■ **Work order**
Determine the number of lines in the data that contain "value", and write only that number.

■ **Data**
************
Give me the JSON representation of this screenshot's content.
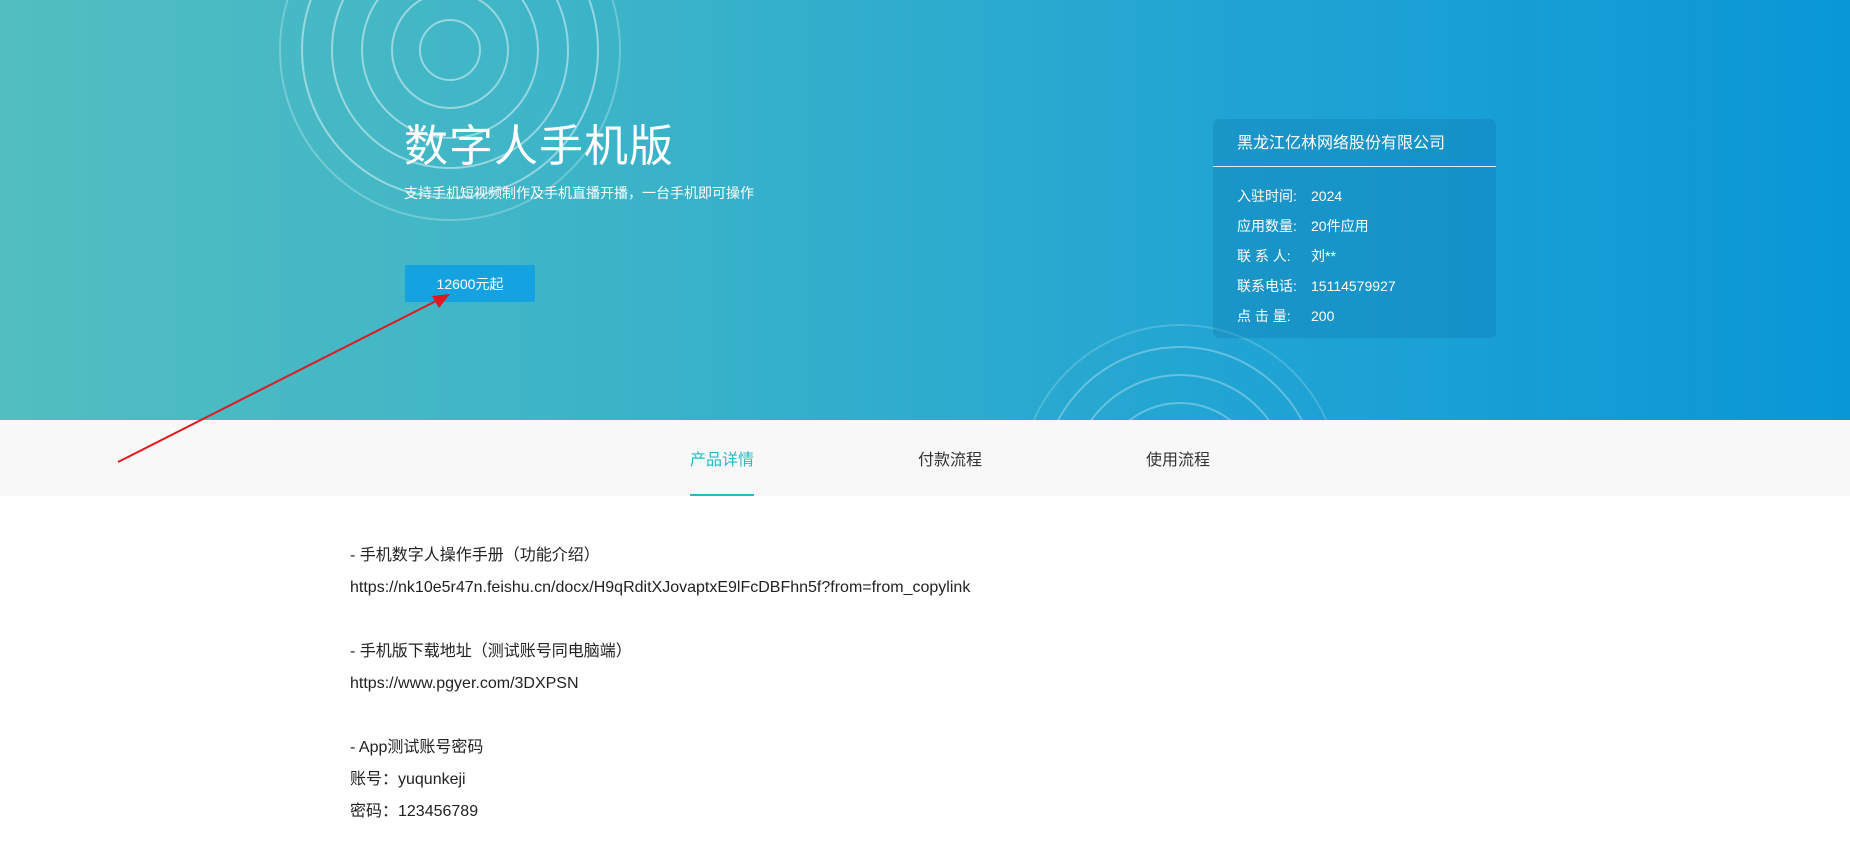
{
  "hero": {
    "title": "数字人手机版",
    "subtitle": "支持手机短视频制作及手机直播开播，一台手机即可操作",
    "price_button": "12600元起"
  },
  "company": {
    "name": "黑龙江亿林网络股份有限公司",
    "rows": [
      {
        "label": "入驻时间:",
        "value": "2024"
      },
      {
        "label": "应用数量:",
        "value": "20件应用"
      },
      {
        "label": "联 系 人:",
        "value": "刘**"
      },
      {
        "label": "联系电话:",
        "value": "15114579927"
      },
      {
        "label": "点 击 量:",
        "value": "200"
      }
    ]
  },
  "tabs": [
    {
      "label": "产品详情",
      "active": true
    },
    {
      "label": "付款流程",
      "active": false
    },
    {
      "label": "使用流程",
      "active": false
    }
  ],
  "content": {
    "manual_heading": "- 手机数字人操作手册（功能介绍）",
    "manual_link": "https://nk10e5r47n.feishu.cn/docx/H9qRditXJovaptxE9lFcDBFhn5f?from=from_copylink",
    "download_heading": "- 手机版下载地址（测试账号同电脑端）",
    "download_link": "https://www.pgyer.com/3DXPSN",
    "account_heading": "- App测试账号密码",
    "account_line": "账号：yuqunkeji",
    "password_line": "密码：123456789"
  },
  "colors": {
    "hero_start": "#52bec0",
    "hero_end": "#0a97d6",
    "accent": "#2bb8c6",
    "button": "#14a3e0",
    "annotation": "#e0191f"
  }
}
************
■ **Exercise response**
5